> [What to do]:
Every line of the records below that holds the word "information" should be copied out.

> [Dataset entries]:
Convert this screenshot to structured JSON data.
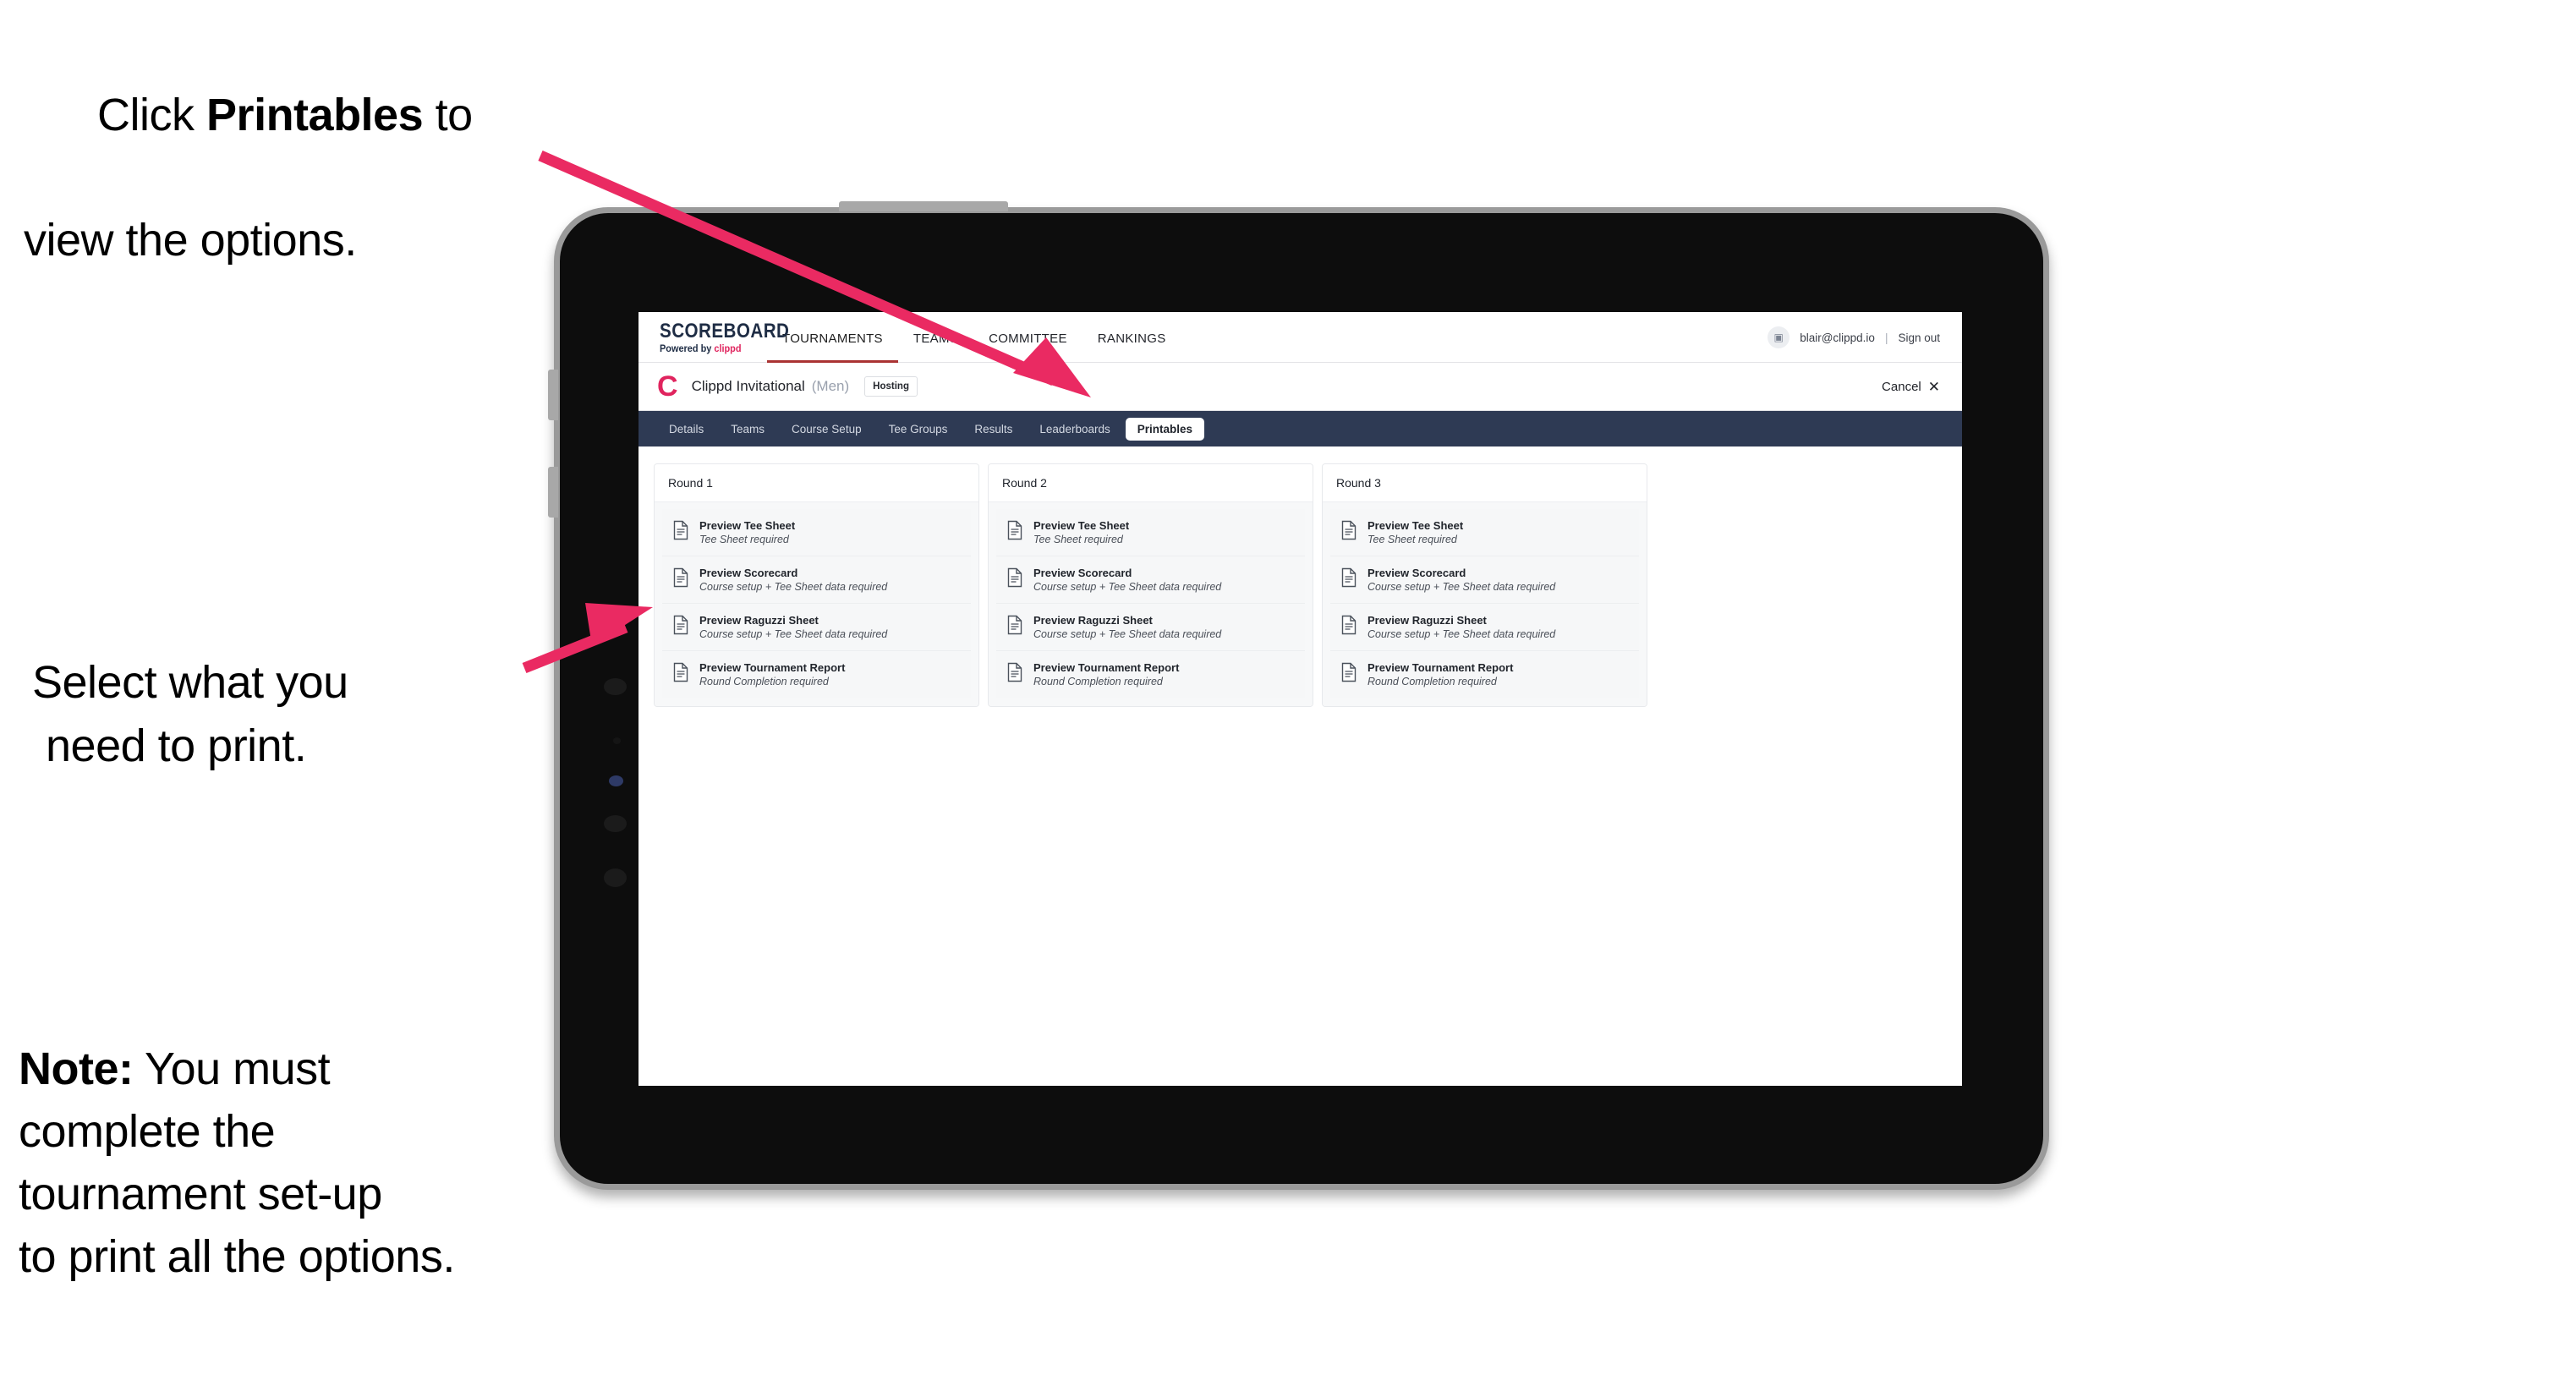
{
  "annotations": {
    "click_printables": {
      "pre": "Click ",
      "bold": "Printables",
      "post": " to",
      "line2": "view the options."
    },
    "select_print": {
      "line1": "Select what you",
      "line2": "need to print."
    },
    "note": {
      "bold": "Note:",
      "line1_rest": " You must",
      "line2": "complete the",
      "line3": "tournament set-up",
      "line4": "to print all the options."
    }
  },
  "app": {
    "brand": {
      "title": "SCOREBOARD",
      "powered_prefix": "Powered by ",
      "powered_accent": "clippd"
    },
    "topnav": [
      {
        "label": "TOURNAMENTS",
        "active": true
      },
      {
        "label": "TEAMS",
        "active": false
      },
      {
        "label": "COMMITTEE",
        "active": false
      },
      {
        "label": "RANKINGS",
        "active": false
      }
    ],
    "account": {
      "avatar_icon": "user-image-icon",
      "email": "blair@clippd.io",
      "separator": "|",
      "sign_out": "Sign out"
    },
    "tournament_bar": {
      "logo_letter": "C",
      "name": "Clippd Invitational",
      "gender": "(Men)",
      "status": "Hosting",
      "cancel_label": "Cancel",
      "cancel_icon": "✕"
    },
    "tabs": [
      {
        "label": "Details",
        "active": false
      },
      {
        "label": "Teams",
        "active": false
      },
      {
        "label": "Course Setup",
        "active": false
      },
      {
        "label": "Tee Groups",
        "active": false
      },
      {
        "label": "Results",
        "active": false
      },
      {
        "label": "Leaderboards",
        "active": false
      },
      {
        "label": "Printables",
        "active": true
      }
    ],
    "rounds": [
      {
        "title": "Round 1",
        "items": [
          {
            "title": "Preview Tee Sheet",
            "subtitle": "Tee Sheet required"
          },
          {
            "title": "Preview Scorecard",
            "subtitle": "Course setup + Tee Sheet data required"
          },
          {
            "title": "Preview Raguzzi Sheet",
            "subtitle": "Course setup + Tee Sheet data required"
          },
          {
            "title": "Preview Tournament Report",
            "subtitle": "Round Completion required"
          }
        ]
      },
      {
        "title": "Round 2",
        "items": [
          {
            "title": "Preview Tee Sheet",
            "subtitle": "Tee Sheet required"
          },
          {
            "title": "Preview Scorecard",
            "subtitle": "Course setup + Tee Sheet data required"
          },
          {
            "title": "Preview Raguzzi Sheet",
            "subtitle": "Course setup + Tee Sheet data required"
          },
          {
            "title": "Preview Tournament Report",
            "subtitle": "Round Completion required"
          }
        ]
      },
      {
        "title": "Round 3",
        "items": [
          {
            "title": "Preview Tee Sheet",
            "subtitle": "Tee Sheet required"
          },
          {
            "title": "Preview Scorecard",
            "subtitle": "Course setup + Tee Sheet data required"
          },
          {
            "title": "Preview Raguzzi Sheet",
            "subtitle": "Course setup + Tee Sheet data required"
          },
          {
            "title": "Preview Tournament Report",
            "subtitle": "Round Completion required"
          }
        ]
      }
    ]
  },
  "colors": {
    "accent_pink": "#ea2a62",
    "navy": "#2e3a54",
    "brand_red": "#e0245e",
    "tab_underline": "#aa3344"
  }
}
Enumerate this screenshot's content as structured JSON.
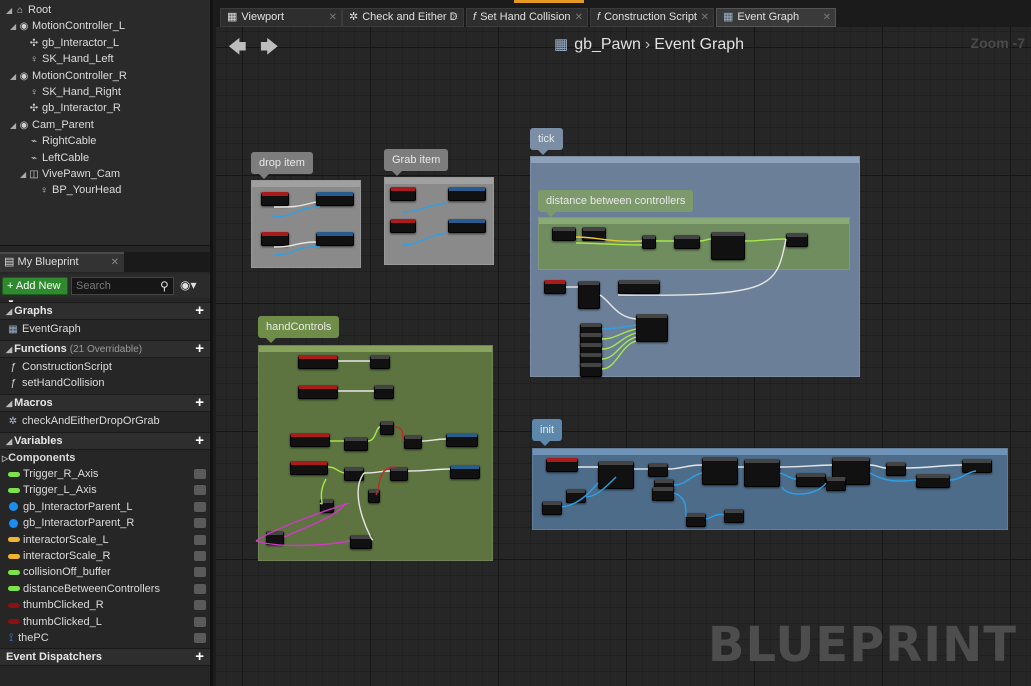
{
  "components": {
    "tree": [
      {
        "label": "Root",
        "icon": "root-icon",
        "glyph": "⌂"
      },
      {
        "label": "MotionController_L",
        "icon": "motion-controller-icon",
        "glyph": "◉"
      },
      {
        "label": "gb_Interactor_L",
        "icon": "sphere-component-icon",
        "glyph": "✣"
      },
      {
        "label": "SK_Hand_Left",
        "icon": "skeletal-mesh-icon",
        "glyph": "♀"
      },
      {
        "label": "MotionController_R",
        "icon": "motion-controller-icon",
        "glyph": "◉"
      },
      {
        "label": "SK_Hand_Right",
        "icon": "skeletal-mesh-icon",
        "glyph": "♀"
      },
      {
        "label": "gb_Interactor_R",
        "icon": "sphere-component-icon",
        "glyph": "✣"
      },
      {
        "label": "Cam_Parent",
        "icon": "scene-component-icon",
        "glyph": "◉"
      },
      {
        "label": "RightCable",
        "icon": "cable-icon",
        "glyph": "⌁"
      },
      {
        "label": "LeftCable",
        "icon": "cable-icon",
        "glyph": "⌁"
      },
      {
        "label": "VivePawn_Cam",
        "icon": "camera-icon",
        "glyph": "◫"
      },
      {
        "label": "BP_YourHead",
        "icon": "actor-icon",
        "glyph": "♀"
      }
    ]
  },
  "my_blueprint": {
    "tab_label": "My Blueprint",
    "add_new_label": "Add New",
    "search_placeholder": "Search",
    "sections": {
      "graphs": "Graphs",
      "functions": "Functions",
      "functions_note": "(21 Overridable)",
      "macros": "Macros",
      "variables": "Variables",
      "components": "Components",
      "event_dispatchers": "Event Dispatchers"
    },
    "graphs": [
      "EventGraph"
    ],
    "functions": [
      "ConstructionScript",
      "setHandCollision"
    ],
    "macros": [
      "checkAndEitherDropOrGrab"
    ],
    "variables": [
      {
        "name": "Trigger_R_Axis",
        "color": "#7ee24a",
        "shape": "pill"
      },
      {
        "name": "Trigger_L_Axis",
        "color": "#7ee24a",
        "shape": "pill"
      },
      {
        "name": "gb_InteractorParent_L",
        "color": "#1a8ef0",
        "shape": "dot"
      },
      {
        "name": "gb_InteractorParent_R",
        "color": "#1a8ef0",
        "shape": "dot"
      },
      {
        "name": "interactorScale_L",
        "color": "#f0b430",
        "shape": "pill"
      },
      {
        "name": "interactorScale_R",
        "color": "#f0b430",
        "shape": "pill"
      },
      {
        "name": "collisionOff_buffer",
        "color": "#7ee24a",
        "shape": "pill"
      },
      {
        "name": "distanceBetweenControllers",
        "color": "#7ee24a",
        "shape": "pill"
      },
      {
        "name": "thumbClicked_R",
        "color": "#8c1010",
        "shape": "pill"
      },
      {
        "name": "thumbClicked_L",
        "color": "#8c1010",
        "shape": "pill"
      },
      {
        "name": "thePC",
        "color": "#3c8cf0",
        "shape": "icon"
      }
    ]
  },
  "tabs": [
    {
      "label": "Viewport",
      "icon": "viewport-icon",
      "glyph": "▦"
    },
    {
      "label": "Check and Either D",
      "icon": "macro-icon",
      "glyph": "✲"
    },
    {
      "label": "Set Hand Collision",
      "icon": "function-icon",
      "glyph": "f"
    },
    {
      "label": "Construction Script",
      "icon": "function-icon",
      "glyph": "f"
    },
    {
      "label": "Event Graph",
      "icon": "graph-icon",
      "glyph": "▦"
    }
  ],
  "graph": {
    "blueprint_name": "gb_Pawn",
    "graph_name": "Event Graph",
    "zoom": "Zoom -7",
    "watermark": "BLUEPRINT",
    "comments": {
      "drop_item": "drop item",
      "grab_item": "Grab item",
      "tick": "tick",
      "distance": "distance between controllers",
      "hand_controls": "handControls",
      "init": "init"
    }
  },
  "colors": {
    "pin_exec": "#e6e6e6",
    "pin_float": "#a6e84a",
    "pin_object": "#2ea0e6",
    "pin_bool": "#c0282c",
    "pin_vector": "#f0c832",
    "pin_struct": "#d238c8"
  }
}
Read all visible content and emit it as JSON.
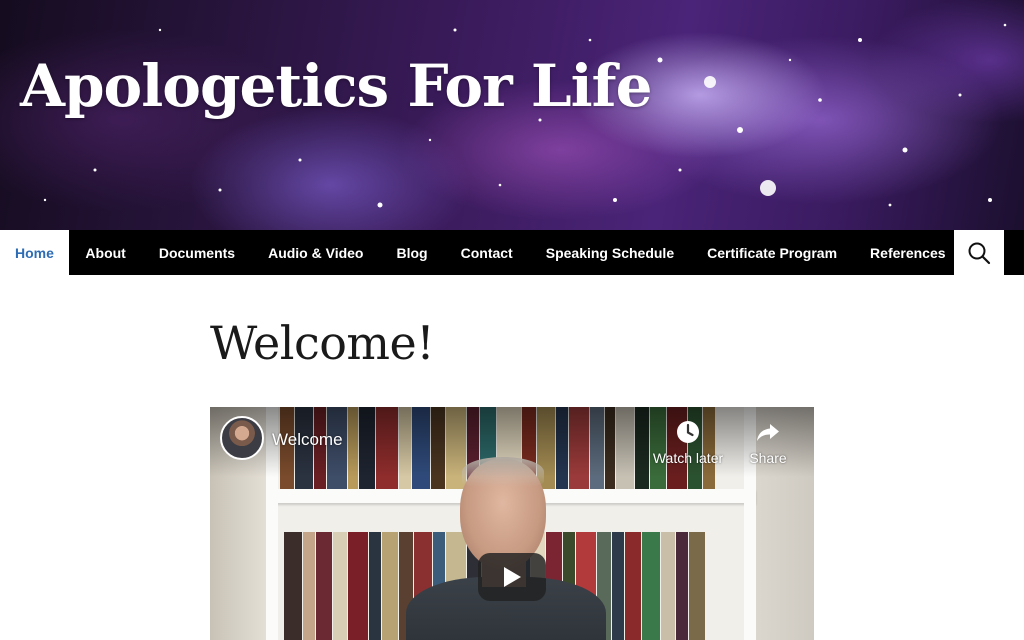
{
  "site": {
    "title": "Apologetics For Life"
  },
  "nav": {
    "items": [
      {
        "label": "Home",
        "active": true
      },
      {
        "label": "About"
      },
      {
        "label": "Documents"
      },
      {
        "label": "Audio & Video"
      },
      {
        "label": "Blog"
      },
      {
        "label": "Contact"
      },
      {
        "label": "Speaking Schedule"
      },
      {
        "label": "Certificate Program"
      },
      {
        "label": "References"
      }
    ],
    "search_icon": "search-icon"
  },
  "page": {
    "title": "Welcome!"
  },
  "video": {
    "title": "Welcome",
    "watch_later_label": "Watch later",
    "share_label": "Share",
    "icons": [
      "clock-icon",
      "share-arrow-icon",
      "play-icon"
    ]
  },
  "colors": {
    "nav_background": "#000000",
    "active_nav_text": "#2e6db5",
    "title_text": "#ffffff",
    "page_title_text": "#1a1a1a"
  }
}
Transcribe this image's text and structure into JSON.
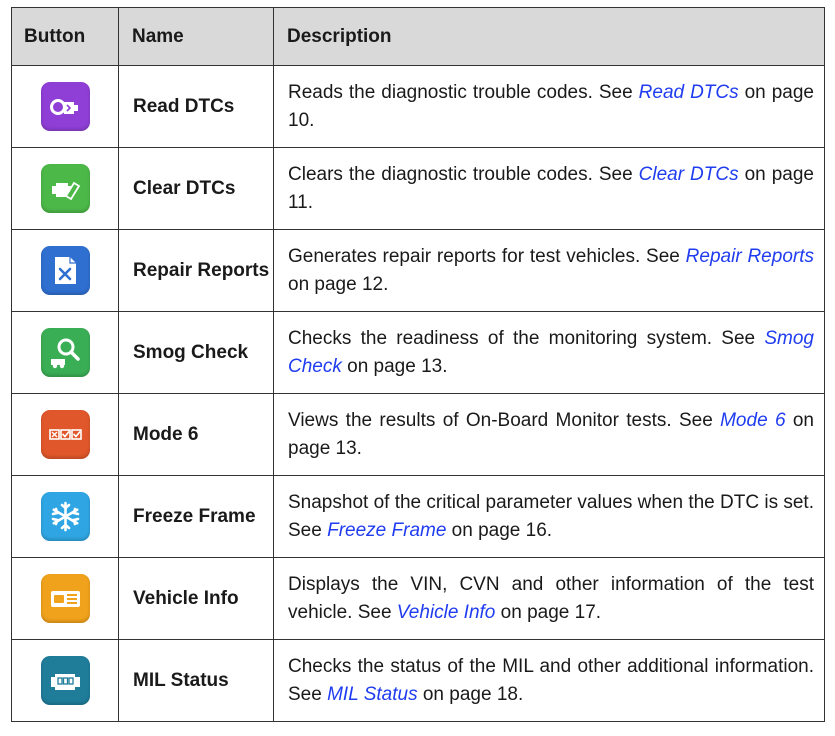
{
  "table": {
    "headers": {
      "button": "Button",
      "name": "Name",
      "description": "Description"
    },
    "rows": [
      {
        "icon": "read-dtcs-icon",
        "icon_color": "#8f3fd6",
        "name": "Read DTCs",
        "desc_before": "Reads the diagnostic trouble codes. See ",
        "link": "Read DTCs",
        "desc_after": " on page 10."
      },
      {
        "icon": "clear-dtcs-icon",
        "icon_color": "#4cb848",
        "name": "Clear DTCs",
        "desc_before": "Clears the diagnostic trouble codes. See ",
        "link": "Clear DTCs",
        "desc_after": " on page 11."
      },
      {
        "icon": "repair-reports-icon",
        "icon_color": "#2f6fd0",
        "name": "Repair Reports",
        "desc_before": "Generates repair reports for test vehicles. See ",
        "link": "Repair Reports",
        "desc_after": " on page 12."
      },
      {
        "icon": "smog-check-icon",
        "icon_color": "#3aae55",
        "name": "Smog Check",
        "desc_before": "Checks the readiness of the monitoring system. See ",
        "link": "Smog Check",
        "desc_after": " on page 13."
      },
      {
        "icon": "mode-6-icon",
        "icon_color": "#e0572b",
        "name": "Mode 6",
        "desc_before": "Views the results of On-Board Monitor tests. See ",
        "link": "Mode 6",
        "desc_after": " on page 13."
      },
      {
        "icon": "freeze-frame-icon",
        "icon_color": "#2fa6e3",
        "name": "Freeze Frame",
        "desc_before": "Snapshot of the critical parameter values when the DTC is set. See ",
        "link": "Freeze Frame",
        "desc_after": " on page 16."
      },
      {
        "icon": "vehicle-info-icon",
        "icon_color": "#f0a21c",
        "name": "Vehicle Info",
        "desc_before": "Displays the VIN, CVN and other information of the test vehicle. See ",
        "link": "Vehicle Info",
        "desc_after": " on page 17."
      },
      {
        "icon": "mil-status-icon",
        "icon_color": "#1f7d9a",
        "name": "MIL Status",
        "desc_before": "Checks the status of the MIL and other additional information. See ",
        "link": "MIL Status",
        "desc_after": " on page 18."
      }
    ]
  }
}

> [Written answer]:
        "desc_before": "Displays the VIN, CVN and other information of the test vehicle. See ",
        "desc_before": "Checks the status of the MIL and other additional information. See ",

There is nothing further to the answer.